The Andhra Pradesh and Telangana High Court in an order dated 13th April, rejected the plea by four clubs from Andhra Pradesh and Telangana, seeking non-interference from the police.
A single judge bench of the High Court comprising of Justice A Ramalingeswara Rao dismissed the petitions filed by MLAS’ Colony Residents Welfare and Cultural Association, Hyderabad, Advocates’ Recreation Club, Karimnagar, Navodaya Sports and Cultural Association and ABS Town Hall as there was no real evidence of any harassment by the police, but the clubs had merely filed the plea based on apprehension of unnecessary interference.
The police interestingly claimed that rummy is not a total game of skill and involves an element of chance, a stand at variance with Supreme Court and High Court judgments.
Justice Rao, agreed with the assertion of the police that whether games of skill or other games are being played at clubs can be ascertained only when the police is given the right to enter the premises of rummy clubs in accordance with the Andhra Pradesh Gaming Act, 1974.
The judge in his order noted, “It is difficult for anyone to say what is happening inside the premises. When the fish is in water it is commonly said that it is difficult to prove whether fish is drinking water or not. In such circumstances, the better option for the Courts is to apply the law only whenever the cause of action arises on the facts of a particular case in the light of the provisions of the Act, but not on mere apprehension, assertions and denials.”

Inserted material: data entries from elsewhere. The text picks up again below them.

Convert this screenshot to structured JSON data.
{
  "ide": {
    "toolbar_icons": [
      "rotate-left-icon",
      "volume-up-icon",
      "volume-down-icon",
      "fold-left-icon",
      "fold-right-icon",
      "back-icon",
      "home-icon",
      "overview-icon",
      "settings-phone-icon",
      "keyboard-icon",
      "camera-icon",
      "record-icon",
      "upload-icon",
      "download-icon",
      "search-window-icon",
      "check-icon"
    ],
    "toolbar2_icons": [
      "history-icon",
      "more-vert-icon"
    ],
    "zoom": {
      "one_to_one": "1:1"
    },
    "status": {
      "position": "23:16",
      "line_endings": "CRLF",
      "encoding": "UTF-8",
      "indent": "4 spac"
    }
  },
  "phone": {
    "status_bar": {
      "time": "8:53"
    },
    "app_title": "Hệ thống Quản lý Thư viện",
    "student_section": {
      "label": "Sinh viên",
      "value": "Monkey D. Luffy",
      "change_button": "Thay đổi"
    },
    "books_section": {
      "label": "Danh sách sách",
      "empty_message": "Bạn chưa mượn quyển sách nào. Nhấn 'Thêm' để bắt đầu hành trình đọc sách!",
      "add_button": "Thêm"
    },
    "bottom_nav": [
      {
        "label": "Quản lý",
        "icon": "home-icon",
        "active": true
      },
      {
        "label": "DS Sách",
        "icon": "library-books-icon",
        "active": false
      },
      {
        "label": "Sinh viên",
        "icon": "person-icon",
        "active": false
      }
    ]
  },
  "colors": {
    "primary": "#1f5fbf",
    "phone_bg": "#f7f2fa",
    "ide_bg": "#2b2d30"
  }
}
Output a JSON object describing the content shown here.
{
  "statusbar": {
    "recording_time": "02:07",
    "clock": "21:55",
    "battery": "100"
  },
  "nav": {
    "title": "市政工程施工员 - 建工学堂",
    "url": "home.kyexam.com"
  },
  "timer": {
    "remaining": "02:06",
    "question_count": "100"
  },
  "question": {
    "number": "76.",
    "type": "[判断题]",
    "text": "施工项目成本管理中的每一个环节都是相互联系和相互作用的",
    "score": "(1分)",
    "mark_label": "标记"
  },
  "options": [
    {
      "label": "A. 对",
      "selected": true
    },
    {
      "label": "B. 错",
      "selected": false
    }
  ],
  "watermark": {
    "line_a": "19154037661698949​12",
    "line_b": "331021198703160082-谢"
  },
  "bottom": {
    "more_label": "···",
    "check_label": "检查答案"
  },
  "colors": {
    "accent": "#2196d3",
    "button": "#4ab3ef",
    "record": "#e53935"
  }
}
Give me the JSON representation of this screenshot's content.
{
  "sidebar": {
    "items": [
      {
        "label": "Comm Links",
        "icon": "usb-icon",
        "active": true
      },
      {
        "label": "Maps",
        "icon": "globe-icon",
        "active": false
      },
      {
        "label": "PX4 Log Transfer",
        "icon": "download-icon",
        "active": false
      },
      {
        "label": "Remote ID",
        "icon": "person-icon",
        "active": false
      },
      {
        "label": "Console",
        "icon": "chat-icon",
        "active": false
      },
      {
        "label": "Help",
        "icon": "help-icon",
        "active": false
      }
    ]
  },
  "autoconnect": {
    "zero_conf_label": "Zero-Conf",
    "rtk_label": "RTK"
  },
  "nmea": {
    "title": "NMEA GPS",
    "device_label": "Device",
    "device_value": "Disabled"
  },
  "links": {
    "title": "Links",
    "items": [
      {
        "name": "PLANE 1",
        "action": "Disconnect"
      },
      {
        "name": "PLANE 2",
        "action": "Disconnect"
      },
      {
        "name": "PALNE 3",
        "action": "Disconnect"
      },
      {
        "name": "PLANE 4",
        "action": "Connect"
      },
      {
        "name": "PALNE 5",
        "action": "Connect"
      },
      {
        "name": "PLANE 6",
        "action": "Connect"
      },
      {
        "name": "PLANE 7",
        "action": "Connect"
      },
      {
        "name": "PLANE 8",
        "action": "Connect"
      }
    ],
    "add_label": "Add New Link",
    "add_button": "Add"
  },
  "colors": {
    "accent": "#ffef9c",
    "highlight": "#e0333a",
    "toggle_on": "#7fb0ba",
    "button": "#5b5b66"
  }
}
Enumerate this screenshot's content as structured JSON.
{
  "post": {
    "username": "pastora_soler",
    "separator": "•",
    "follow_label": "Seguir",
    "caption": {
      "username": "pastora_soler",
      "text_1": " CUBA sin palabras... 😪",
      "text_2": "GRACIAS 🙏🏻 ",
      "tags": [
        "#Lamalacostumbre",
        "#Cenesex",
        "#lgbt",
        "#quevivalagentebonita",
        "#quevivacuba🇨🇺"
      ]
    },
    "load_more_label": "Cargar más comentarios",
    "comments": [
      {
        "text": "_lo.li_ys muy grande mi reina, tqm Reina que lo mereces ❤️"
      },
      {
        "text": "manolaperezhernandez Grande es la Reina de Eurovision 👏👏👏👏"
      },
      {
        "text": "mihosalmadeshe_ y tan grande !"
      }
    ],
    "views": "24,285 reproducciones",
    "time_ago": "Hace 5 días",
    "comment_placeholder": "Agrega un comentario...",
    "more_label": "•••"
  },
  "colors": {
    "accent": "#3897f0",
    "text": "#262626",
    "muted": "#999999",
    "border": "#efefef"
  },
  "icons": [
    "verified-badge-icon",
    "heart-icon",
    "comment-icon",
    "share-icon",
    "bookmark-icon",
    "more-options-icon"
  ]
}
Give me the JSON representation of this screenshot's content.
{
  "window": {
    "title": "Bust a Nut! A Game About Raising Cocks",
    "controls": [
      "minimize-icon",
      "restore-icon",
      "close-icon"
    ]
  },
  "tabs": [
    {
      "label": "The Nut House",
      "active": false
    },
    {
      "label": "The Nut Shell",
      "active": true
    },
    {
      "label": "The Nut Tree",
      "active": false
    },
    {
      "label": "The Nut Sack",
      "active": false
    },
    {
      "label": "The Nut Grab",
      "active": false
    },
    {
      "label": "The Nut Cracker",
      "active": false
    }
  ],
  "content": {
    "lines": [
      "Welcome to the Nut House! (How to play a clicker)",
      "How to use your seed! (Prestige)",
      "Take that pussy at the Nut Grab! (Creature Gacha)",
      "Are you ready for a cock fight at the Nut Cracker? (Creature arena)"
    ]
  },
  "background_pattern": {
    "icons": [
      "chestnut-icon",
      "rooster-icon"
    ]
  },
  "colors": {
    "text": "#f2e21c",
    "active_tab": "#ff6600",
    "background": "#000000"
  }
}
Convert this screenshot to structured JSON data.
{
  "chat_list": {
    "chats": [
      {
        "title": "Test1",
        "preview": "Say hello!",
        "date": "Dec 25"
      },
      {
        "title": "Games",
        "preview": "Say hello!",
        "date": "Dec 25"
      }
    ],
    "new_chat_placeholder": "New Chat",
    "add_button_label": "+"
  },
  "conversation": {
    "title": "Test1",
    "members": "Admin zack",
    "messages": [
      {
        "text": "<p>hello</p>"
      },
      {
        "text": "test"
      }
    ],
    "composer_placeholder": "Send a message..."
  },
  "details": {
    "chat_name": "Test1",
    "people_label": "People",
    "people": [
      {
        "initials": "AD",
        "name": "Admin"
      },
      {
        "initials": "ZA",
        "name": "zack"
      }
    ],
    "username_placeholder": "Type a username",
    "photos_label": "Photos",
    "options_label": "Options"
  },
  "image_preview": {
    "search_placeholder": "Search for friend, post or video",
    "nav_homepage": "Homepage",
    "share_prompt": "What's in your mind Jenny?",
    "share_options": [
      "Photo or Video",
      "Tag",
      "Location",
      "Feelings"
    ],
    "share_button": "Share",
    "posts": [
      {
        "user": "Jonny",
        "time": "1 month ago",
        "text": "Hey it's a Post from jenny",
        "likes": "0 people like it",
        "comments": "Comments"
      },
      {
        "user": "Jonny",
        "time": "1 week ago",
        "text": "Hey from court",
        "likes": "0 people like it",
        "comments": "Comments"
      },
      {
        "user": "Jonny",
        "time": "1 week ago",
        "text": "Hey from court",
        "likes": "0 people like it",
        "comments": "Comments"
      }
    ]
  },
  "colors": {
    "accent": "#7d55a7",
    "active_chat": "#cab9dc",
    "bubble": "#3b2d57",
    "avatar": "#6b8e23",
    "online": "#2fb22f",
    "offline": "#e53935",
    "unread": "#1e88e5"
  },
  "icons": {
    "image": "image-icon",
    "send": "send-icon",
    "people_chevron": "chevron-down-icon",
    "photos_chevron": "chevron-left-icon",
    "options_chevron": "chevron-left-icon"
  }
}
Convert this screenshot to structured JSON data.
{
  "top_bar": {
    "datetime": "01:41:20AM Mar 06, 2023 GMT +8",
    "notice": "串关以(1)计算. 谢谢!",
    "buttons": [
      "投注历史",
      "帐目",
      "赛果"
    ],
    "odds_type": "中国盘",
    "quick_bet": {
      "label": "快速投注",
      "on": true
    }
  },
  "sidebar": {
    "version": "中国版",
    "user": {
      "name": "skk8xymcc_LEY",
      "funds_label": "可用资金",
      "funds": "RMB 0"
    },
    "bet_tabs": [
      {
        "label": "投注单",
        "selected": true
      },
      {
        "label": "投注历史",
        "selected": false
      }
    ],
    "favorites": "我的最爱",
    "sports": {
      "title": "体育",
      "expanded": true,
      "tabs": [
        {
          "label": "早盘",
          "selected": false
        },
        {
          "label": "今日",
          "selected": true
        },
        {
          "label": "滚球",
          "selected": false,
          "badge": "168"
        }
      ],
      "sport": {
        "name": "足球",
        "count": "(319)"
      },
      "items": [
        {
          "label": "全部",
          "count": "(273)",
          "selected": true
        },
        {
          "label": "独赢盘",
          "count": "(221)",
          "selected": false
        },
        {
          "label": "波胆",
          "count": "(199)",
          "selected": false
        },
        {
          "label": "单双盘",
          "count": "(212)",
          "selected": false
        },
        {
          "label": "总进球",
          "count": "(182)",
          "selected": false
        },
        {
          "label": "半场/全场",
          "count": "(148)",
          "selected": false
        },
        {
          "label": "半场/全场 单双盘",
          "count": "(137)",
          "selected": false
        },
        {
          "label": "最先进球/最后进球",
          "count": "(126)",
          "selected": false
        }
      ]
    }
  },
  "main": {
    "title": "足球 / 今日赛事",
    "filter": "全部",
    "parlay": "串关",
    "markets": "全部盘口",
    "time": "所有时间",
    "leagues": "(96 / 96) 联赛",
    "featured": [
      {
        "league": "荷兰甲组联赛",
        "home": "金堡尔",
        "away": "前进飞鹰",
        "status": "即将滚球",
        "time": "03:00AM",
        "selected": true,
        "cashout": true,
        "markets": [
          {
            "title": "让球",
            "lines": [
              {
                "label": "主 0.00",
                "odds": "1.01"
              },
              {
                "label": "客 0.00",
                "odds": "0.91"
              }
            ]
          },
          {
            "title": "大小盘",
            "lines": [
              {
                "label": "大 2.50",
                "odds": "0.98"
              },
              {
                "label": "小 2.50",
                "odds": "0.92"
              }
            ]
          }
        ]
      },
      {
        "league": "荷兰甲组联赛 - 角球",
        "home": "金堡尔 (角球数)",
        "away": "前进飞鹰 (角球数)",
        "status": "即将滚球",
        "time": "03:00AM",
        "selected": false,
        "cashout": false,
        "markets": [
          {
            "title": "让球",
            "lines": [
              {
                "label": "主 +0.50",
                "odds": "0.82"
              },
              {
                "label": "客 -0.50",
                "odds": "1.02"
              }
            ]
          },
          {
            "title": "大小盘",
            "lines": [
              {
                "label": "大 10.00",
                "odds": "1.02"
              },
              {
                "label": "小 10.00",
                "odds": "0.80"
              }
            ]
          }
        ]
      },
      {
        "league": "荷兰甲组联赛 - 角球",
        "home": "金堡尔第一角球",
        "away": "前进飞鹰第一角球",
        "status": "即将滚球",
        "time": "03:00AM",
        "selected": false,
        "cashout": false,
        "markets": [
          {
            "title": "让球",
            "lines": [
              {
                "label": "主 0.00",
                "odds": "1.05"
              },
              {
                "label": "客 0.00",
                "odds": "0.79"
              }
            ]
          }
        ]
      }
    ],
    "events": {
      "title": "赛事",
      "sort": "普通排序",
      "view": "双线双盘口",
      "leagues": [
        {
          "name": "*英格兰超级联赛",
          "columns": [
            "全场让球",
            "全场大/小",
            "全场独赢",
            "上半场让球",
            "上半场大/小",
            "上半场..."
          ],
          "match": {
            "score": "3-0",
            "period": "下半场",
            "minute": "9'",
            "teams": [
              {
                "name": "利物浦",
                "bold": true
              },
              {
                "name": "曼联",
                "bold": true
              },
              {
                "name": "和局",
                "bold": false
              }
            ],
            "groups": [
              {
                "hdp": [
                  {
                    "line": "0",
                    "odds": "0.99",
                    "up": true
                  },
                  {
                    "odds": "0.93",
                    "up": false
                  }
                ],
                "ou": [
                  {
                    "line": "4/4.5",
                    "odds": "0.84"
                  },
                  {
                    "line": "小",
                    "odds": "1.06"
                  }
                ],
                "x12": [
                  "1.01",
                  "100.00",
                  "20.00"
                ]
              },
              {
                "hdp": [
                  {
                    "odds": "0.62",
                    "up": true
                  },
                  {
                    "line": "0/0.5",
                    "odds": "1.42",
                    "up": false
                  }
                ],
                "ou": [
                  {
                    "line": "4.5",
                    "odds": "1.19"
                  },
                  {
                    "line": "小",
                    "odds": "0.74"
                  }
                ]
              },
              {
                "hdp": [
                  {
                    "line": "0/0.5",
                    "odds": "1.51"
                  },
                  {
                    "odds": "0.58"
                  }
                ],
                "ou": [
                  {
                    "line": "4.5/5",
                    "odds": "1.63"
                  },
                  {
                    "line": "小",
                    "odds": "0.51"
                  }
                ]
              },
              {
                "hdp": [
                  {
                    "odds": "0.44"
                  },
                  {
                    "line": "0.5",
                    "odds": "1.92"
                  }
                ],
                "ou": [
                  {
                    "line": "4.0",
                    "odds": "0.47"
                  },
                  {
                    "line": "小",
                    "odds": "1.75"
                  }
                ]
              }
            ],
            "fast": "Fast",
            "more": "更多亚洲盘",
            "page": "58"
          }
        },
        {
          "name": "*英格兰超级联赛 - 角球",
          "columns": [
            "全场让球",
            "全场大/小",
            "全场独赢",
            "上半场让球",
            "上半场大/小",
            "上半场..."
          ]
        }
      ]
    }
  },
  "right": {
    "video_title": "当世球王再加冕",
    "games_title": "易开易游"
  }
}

The judge also indicated his disagreement with a 2015 order of the same court as well as earlier precedents, where directions were issued to the police to not interfere in the game of rummy, irrespective of whether it was played for stakes or otherwise.